▶ _Data for this task_
--- START ---

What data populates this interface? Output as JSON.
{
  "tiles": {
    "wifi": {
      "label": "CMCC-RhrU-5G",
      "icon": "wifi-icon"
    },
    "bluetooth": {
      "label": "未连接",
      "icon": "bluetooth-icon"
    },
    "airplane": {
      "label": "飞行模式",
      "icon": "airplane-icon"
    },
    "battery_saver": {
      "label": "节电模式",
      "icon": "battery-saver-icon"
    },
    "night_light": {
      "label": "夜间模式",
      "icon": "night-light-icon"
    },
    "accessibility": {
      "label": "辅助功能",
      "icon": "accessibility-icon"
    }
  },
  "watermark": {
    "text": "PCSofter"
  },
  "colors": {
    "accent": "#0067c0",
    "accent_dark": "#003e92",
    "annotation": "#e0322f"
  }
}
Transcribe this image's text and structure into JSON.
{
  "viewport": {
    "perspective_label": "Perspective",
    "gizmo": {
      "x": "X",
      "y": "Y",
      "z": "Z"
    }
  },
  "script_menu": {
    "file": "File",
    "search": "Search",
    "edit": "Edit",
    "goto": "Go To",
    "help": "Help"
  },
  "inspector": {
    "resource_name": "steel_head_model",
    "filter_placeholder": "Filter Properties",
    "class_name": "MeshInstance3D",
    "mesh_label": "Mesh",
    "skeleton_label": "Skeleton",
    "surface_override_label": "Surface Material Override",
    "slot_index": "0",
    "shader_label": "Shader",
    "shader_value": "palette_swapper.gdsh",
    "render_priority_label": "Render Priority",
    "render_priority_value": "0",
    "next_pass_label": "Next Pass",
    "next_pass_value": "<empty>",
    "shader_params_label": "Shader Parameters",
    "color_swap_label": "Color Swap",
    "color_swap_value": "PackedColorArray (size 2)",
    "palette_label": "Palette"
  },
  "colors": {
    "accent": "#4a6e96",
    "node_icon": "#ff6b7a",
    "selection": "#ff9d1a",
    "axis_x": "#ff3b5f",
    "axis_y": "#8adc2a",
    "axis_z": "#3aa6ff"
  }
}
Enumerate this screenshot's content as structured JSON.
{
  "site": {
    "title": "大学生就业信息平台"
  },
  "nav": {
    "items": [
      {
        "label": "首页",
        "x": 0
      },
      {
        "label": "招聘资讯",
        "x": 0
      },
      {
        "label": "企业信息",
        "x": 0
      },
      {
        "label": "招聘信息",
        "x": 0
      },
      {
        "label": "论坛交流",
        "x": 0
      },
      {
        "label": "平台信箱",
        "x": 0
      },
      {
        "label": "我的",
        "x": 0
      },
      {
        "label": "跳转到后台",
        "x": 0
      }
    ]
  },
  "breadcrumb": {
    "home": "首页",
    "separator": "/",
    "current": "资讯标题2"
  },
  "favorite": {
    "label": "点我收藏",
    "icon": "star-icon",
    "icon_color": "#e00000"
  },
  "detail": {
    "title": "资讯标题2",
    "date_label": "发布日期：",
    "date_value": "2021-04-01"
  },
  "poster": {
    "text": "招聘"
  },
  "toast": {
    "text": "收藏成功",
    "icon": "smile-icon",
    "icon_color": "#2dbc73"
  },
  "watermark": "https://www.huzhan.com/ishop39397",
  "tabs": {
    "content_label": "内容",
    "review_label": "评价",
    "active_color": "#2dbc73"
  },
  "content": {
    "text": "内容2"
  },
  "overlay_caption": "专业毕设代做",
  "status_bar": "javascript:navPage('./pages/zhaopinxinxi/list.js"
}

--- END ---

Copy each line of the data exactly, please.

What data populates this interface? Output as JSON.
{
  "tiles": {
    "wifi": {
      "label": "CMCC-RhrU-5G",
      "icon": "wifi-icon"
    },
    "bluetooth": {
      "label": "未连接",
      "icon": "bluetooth-icon"
    },
    "airplane": {
      "label": "飞行模式",
      "icon": "airplane-icon"
    },
    "battery_saver": {
      "label": "节电模式",
      "icon": "battery-saver-icon"
    },
    "night_light": {
      "label": "夜间模式",
      "icon": "night-light-icon"
    },
    "accessibility": {
      "label": "辅助功能",
      "icon": "accessibility-icon"
    }
  },
  "watermark": {
    "text": "PCSofter"
  },
  "colors": {
    "accent": "#0067c0",
    "accent_dark": "#003e92",
    "annotation": "#e0322f"
  }
}
Transcribe this image's text and structure into JSON.
{
  "viewport": {
    "perspective_label": "Perspective",
    "gizmo": {
      "x": "X",
      "y": "Y",
      "z": "Z"
    }
  },
  "script_menu": {
    "file": "File",
    "search": "Search",
    "edit": "Edit",
    "goto": "Go To",
    "help": "Help"
  },
  "inspector": {
    "resource_name": "steel_head_model",
    "filter_placeholder": "Filter Properties",
    "class_name": "MeshInstance3D",
    "mesh_label": "Mesh",
    "skeleton_label": "Skeleton",
    "surface_override_label": "Surface Material Override",
    "slot_index": "0",
    "shader_label": "Shader",
    "shader_value": "palette_swapper.gdsh",
    "render_priority_label": "Render Priority",
    "render_priority_value": "0",
    "next_pass_label": "Next Pass",
    "next_pass_value": "<empty>",
    "shader_params_label": "Shader Parameters",
    "color_swap_label": "Color Swap",
    "color_swap_value": "PackedColorArray (size 2)",
    "palette_label": "Palette"
  },
  "colors": {
    "accent": "#4a6e96",
    "node_icon": "#ff6b7a",
    "selection": "#ff9d1a",
    "axis_x": "#ff3b5f",
    "axis_y": "#8adc2a",
    "axis_z": "#3aa6ff"
  }
}
Enumerate this screenshot's content as structured JSON.
{
  "site": {
    "title": "大学生就业信息平台"
  },
  "nav": {
    "items": [
      {
        "label": "首页",
        "x": 0
      },
      {
        "label": "招聘资讯",
        "x": 0
      },
      {
        "label": "企业信息",
        "x": 0
      },
      {
        "label": "招聘信息",
        "x": 0
      },
      {
        "label": "论坛交流",
        "x": 0
      },
      {
        "label": "平台信箱",
        "x": 0
      },
      {
        "label": "我的",
        "x": 0
      },
      {
        "label": "跳转到后台",
        "x": 0
      }
    ]
  },
  "breadcrumb": {
    "home": "首页",
    "separator": "/",
    "current": "资讯标题2"
  },
  "favorite": {
    "label": "点我收藏",
    "icon": "star-icon",
    "icon_color": "#e00000"
  },
  "detail": {
    "title": "资讯标题2",
    "date_label": "发布日期：",
    "date_value": "2021-04-01"
  },
  "poster": {
    "text": "招聘"
  },
  "toast": {
    "text": "收藏成功",
    "icon": "smile-icon",
    "icon_color": "#2dbc73"
  },
  "watermark": "https://www.huzhan.com/ishop39397",
  "tabs": {
    "content_label": "内容",
    "review_label": "评价",
    "active_color": "#2dbc73"
  },
  "content": {
    "text": "内容2"
  },
  "overlay_caption": "专业毕设代做",
  "status_bar": "javascript:navPage('./pages/zhaopinxinxi/list.js"
}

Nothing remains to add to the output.